Please send your remembrances to

From Ken Jablon: I first met Russ more than 30 years ago when Chase’s International Consumer area became large enough to have a dedicated financial officer and Russ filled that position. Soon after, I became Art Ryan’s planning officer, and we continued our business and personal relationship.

    When I think of Russ, what comes to mind is “nice guy.” One might think of this characterization as pejorative, as “he’s a nice guy but not too competent,” which was far from the truth. However, with all of the political infighting that went on in this large bank environment, I always looked forward to meeting with Russ to solve things.

     In recent years, I spoke on the phone with Russ or saw him at CAA events. I wish it had been more often.


From Joe Murphy: Simply stated, the brains of the outfit. Rest In Peace.

From Bob Geary: As sad as I am on hearing of any of our colleagues passing, none has been more saddening than hearing about Russ. I first met Russ in 1978 in Hong Kong, and we have been friends for 39 years. Russ was a gentleman, a gentle person, a nice man and a consummate professional. I was fortunate to have the opportunity to work with Russ for a number of years at Chase on different occasions, and they were great working relationships. Russ, you will be missed, but not forgotten.


From Vernon Moore: It is sad to hear of Russ's passing at such a very young age. I first met Russ in the late 1970s when he was the financial officer for Asia-Pacific, and I was in London. It is to Russ I owe the direction of most of my life, for when he resigned from Chase in 1978 to join his family limousine business (in New Jersey, if I remember correctly, and of considerable size) the then Corporate Controller Mike Esposito asked me to move to Hong Kong on a two-year assignment to replace Russ. Thirty-eight years later, I am still in Hong Kong. Russ and I kept in touch over the years both by meeting in New York, New Jersey, even Hong Kong and more latterly by e-mail. He was indeed a kind, gentle and thoughtful person, whose advice or observations were always valuable. He was devoted to promoting the Hopkins-Nanjing Center, about which I often received messages. I will miss him.

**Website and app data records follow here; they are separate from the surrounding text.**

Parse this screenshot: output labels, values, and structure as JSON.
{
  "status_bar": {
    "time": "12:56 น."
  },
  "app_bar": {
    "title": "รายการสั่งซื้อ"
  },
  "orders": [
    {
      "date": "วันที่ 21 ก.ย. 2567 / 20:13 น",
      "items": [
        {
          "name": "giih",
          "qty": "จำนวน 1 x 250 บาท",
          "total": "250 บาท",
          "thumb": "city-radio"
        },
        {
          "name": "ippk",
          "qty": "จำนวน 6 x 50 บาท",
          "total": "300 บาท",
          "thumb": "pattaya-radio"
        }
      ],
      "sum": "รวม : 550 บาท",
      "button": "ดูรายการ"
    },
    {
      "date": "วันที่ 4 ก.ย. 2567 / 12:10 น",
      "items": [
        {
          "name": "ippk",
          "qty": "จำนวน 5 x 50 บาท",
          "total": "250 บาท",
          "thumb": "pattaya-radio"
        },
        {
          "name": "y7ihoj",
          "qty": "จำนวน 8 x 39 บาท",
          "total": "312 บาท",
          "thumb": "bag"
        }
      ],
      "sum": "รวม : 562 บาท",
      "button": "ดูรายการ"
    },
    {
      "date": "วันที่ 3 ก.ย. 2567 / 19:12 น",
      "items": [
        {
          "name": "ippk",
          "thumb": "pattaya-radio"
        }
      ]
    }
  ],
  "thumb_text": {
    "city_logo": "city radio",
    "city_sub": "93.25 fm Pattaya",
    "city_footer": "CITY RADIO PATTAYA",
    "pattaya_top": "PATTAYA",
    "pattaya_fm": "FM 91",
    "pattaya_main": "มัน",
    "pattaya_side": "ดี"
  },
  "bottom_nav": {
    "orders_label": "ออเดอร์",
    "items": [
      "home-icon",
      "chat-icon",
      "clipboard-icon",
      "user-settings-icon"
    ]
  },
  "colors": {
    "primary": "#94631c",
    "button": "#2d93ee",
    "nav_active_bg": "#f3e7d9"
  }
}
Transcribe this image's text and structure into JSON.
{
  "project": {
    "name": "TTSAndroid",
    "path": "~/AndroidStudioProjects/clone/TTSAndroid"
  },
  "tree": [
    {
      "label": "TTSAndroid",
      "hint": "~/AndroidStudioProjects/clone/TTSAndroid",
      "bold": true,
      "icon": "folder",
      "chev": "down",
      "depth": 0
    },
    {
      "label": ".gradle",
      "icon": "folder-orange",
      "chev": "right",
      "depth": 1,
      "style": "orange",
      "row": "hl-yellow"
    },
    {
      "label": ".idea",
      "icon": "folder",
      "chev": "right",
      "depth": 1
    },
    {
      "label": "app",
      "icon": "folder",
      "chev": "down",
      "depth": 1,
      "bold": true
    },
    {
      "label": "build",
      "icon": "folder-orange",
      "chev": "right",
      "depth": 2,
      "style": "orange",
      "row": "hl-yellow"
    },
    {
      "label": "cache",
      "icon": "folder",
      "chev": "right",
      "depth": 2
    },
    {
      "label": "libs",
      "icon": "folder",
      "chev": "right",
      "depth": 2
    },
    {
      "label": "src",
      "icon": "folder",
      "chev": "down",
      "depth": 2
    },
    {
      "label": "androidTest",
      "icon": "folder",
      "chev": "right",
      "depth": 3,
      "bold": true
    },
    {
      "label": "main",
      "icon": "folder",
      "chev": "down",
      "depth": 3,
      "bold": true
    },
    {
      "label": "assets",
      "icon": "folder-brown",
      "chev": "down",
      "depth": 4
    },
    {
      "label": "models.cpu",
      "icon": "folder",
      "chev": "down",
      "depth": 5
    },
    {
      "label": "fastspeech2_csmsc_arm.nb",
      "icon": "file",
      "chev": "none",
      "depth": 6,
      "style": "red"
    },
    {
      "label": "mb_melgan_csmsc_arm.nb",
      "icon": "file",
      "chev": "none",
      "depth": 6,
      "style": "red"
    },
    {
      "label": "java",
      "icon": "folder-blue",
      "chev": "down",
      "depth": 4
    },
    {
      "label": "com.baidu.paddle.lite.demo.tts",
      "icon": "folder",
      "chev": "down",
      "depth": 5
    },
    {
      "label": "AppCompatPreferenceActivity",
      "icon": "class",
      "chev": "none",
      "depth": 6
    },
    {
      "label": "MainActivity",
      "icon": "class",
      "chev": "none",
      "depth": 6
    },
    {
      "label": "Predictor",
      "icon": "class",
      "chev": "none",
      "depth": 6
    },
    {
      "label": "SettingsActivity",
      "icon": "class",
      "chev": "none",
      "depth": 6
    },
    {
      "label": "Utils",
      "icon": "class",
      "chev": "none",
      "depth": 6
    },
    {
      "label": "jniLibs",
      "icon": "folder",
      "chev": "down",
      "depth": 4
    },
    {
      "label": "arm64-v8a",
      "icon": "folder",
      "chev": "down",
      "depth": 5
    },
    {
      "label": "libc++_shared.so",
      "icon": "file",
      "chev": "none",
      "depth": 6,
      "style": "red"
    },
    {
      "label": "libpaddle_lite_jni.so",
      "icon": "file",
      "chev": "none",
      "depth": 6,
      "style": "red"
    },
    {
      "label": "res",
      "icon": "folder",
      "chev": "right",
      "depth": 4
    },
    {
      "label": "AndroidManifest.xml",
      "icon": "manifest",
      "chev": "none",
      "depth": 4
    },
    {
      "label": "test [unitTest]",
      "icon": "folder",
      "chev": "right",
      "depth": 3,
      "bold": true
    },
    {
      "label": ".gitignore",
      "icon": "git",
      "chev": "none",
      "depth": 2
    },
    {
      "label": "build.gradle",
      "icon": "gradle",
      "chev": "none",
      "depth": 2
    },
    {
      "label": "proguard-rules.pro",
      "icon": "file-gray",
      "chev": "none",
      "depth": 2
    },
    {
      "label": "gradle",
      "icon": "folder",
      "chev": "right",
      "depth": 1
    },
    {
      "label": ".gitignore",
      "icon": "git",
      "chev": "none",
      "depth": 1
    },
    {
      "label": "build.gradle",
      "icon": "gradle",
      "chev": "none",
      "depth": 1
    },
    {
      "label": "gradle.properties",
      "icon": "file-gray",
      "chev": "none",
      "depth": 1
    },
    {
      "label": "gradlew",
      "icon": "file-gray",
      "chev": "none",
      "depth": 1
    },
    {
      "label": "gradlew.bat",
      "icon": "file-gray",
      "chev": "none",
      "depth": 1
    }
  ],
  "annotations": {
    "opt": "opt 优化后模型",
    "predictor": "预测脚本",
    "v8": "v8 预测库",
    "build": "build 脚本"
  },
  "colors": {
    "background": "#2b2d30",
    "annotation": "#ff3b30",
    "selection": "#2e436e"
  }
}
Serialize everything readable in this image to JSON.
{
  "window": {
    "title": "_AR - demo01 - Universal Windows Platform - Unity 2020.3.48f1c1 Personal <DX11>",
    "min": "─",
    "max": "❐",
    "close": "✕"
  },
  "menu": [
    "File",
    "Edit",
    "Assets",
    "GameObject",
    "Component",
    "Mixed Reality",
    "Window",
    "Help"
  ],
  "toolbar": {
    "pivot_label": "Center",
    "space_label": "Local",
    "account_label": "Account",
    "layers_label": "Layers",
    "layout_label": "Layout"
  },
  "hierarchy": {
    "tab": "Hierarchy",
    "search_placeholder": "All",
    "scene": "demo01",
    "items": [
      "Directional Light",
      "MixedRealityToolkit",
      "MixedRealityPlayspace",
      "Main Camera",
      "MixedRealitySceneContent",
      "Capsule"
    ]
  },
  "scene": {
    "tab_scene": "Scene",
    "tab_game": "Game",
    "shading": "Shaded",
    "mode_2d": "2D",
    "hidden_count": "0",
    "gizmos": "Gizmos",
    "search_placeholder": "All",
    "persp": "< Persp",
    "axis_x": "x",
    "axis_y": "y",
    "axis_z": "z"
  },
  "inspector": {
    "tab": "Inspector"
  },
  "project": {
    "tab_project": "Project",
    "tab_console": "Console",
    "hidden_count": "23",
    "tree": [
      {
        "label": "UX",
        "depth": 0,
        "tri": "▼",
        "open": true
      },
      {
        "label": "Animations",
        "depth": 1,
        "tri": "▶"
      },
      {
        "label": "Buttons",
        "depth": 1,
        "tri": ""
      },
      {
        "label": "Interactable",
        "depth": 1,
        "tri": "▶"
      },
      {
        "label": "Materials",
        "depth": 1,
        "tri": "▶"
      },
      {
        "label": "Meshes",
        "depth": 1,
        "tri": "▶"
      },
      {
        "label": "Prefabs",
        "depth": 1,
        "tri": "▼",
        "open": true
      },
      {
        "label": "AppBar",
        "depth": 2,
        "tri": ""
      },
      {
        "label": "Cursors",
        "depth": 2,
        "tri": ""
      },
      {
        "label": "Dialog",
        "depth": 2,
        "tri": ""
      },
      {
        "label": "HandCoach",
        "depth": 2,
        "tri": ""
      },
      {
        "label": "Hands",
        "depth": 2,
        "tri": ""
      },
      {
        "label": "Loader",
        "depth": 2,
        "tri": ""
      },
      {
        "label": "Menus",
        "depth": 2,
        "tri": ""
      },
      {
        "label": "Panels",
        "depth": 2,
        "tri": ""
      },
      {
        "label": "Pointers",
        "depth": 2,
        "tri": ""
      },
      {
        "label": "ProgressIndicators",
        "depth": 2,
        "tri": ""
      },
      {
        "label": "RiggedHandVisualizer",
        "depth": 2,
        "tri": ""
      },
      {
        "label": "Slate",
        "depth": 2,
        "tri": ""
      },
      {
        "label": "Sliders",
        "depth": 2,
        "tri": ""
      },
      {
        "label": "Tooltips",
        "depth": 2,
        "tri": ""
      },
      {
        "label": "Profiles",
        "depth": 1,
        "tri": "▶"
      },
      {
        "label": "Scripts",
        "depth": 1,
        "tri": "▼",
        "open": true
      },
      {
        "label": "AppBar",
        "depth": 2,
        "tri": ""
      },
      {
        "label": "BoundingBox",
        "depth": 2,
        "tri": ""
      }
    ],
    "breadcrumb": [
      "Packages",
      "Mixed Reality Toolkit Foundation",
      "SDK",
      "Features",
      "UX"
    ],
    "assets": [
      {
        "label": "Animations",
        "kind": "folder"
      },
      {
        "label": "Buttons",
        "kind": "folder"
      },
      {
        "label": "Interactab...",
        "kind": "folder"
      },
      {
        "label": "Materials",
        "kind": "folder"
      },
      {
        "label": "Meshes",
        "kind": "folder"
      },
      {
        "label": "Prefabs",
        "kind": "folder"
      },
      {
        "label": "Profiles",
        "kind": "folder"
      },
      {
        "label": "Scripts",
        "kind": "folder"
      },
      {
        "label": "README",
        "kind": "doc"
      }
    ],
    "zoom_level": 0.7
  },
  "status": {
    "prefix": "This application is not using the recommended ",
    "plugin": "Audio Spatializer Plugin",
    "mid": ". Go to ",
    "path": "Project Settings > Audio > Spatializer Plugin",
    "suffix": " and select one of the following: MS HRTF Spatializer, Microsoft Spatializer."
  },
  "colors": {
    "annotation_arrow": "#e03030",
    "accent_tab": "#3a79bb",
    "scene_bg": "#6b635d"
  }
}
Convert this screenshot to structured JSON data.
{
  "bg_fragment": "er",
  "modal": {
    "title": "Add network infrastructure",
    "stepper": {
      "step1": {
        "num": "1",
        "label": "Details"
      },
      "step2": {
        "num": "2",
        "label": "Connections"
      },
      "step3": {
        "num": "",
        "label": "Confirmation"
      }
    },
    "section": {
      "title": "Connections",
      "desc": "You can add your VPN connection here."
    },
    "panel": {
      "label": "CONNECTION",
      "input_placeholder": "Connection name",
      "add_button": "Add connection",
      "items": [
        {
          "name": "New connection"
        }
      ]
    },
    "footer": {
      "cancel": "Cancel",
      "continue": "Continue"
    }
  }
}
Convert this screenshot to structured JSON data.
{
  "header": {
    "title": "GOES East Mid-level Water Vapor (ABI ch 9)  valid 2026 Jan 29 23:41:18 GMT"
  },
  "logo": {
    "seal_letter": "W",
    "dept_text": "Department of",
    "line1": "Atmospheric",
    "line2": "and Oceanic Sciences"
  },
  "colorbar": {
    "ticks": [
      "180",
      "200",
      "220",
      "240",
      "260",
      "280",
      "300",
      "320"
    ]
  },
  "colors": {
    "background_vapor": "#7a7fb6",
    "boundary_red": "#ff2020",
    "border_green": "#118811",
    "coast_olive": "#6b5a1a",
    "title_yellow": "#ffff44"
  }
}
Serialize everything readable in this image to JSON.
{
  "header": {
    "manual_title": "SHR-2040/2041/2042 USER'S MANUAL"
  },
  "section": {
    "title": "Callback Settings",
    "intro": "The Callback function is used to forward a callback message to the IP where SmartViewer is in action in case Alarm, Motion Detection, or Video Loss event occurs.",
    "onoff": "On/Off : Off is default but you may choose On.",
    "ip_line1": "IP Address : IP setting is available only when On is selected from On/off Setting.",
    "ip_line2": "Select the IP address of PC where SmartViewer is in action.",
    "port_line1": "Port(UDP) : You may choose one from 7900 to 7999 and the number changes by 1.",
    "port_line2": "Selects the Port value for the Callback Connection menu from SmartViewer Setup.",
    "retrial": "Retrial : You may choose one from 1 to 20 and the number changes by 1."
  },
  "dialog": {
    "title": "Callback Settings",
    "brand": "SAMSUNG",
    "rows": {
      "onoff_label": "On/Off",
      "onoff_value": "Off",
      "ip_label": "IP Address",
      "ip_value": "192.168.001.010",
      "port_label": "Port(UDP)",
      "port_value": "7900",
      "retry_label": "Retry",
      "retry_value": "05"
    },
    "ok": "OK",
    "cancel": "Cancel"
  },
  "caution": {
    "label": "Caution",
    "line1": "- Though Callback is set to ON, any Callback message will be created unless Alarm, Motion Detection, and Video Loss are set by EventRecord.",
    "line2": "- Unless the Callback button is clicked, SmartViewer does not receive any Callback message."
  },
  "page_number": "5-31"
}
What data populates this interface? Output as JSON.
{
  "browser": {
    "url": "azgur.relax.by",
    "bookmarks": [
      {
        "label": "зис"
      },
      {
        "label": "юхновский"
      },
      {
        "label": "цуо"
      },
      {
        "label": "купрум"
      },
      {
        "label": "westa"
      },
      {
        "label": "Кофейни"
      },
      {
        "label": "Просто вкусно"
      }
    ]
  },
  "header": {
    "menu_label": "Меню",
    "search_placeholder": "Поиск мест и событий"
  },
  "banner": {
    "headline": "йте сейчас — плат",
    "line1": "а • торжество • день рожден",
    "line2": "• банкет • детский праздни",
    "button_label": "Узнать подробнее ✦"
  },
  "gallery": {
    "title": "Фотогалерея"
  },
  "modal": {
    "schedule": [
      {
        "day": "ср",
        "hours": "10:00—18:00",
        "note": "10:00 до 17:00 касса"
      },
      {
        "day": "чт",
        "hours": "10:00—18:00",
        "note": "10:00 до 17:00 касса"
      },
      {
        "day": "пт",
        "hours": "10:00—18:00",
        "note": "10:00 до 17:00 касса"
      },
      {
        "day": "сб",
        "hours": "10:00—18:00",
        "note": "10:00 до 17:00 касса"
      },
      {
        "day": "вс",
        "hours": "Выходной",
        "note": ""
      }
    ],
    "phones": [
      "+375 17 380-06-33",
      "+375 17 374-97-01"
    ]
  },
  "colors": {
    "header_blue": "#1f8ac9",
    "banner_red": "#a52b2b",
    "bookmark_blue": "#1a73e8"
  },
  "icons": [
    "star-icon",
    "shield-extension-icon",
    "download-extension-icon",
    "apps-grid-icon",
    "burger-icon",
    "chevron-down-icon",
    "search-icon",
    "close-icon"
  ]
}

From John Guess: I am so sorry to hear of the passing of Russ Passarella. Before we both were Chase Alums, I knew Russ when we were undergraduate students at Johns Hopkins. He was the epitome of grace and integrity. One of the most decent people you would have meet.


In Memoriam: Russ Passarella, 69


Russell (Russ) Passarella, who rose at Chase Manhattan to become CFO of Global Private Banking and Asset Management, died of cancer on July 8, 2017, in Tucson, AZ. He was 69 years old.


Born in Milford, CT, Passarella was a member of the Johns Hopkins University Class of 1970 and, in 1971, the first person to serve in the position of young trustee on JHU's board of trustees.


At the time of his death, Passarella was an independent financial consultant and member of the advisory board for the Hopkins-Nanjing Center.


Passarella had a long and distinguished career in international finance. He earned his MBA at Harvard Business School in 1972 and began working for the asset management firm Paine Webber.


He joined Chase Manhattan Bank in 1975. He left in 1998 to join American Express International in  Hong Kong, where he served from 1999 to 2001 as the CFO in the Pacific Rim. He returned to the United States as CEO of Phoenix Biometrics, Inc., a biomedical startup in Tucson, before ending his career as an independent financial consultant.


He is survived by his daughter, Chase, and his former wife, Margo Harrison.


Donations in his memory should be sent to the Hopkins-Nanjing Center.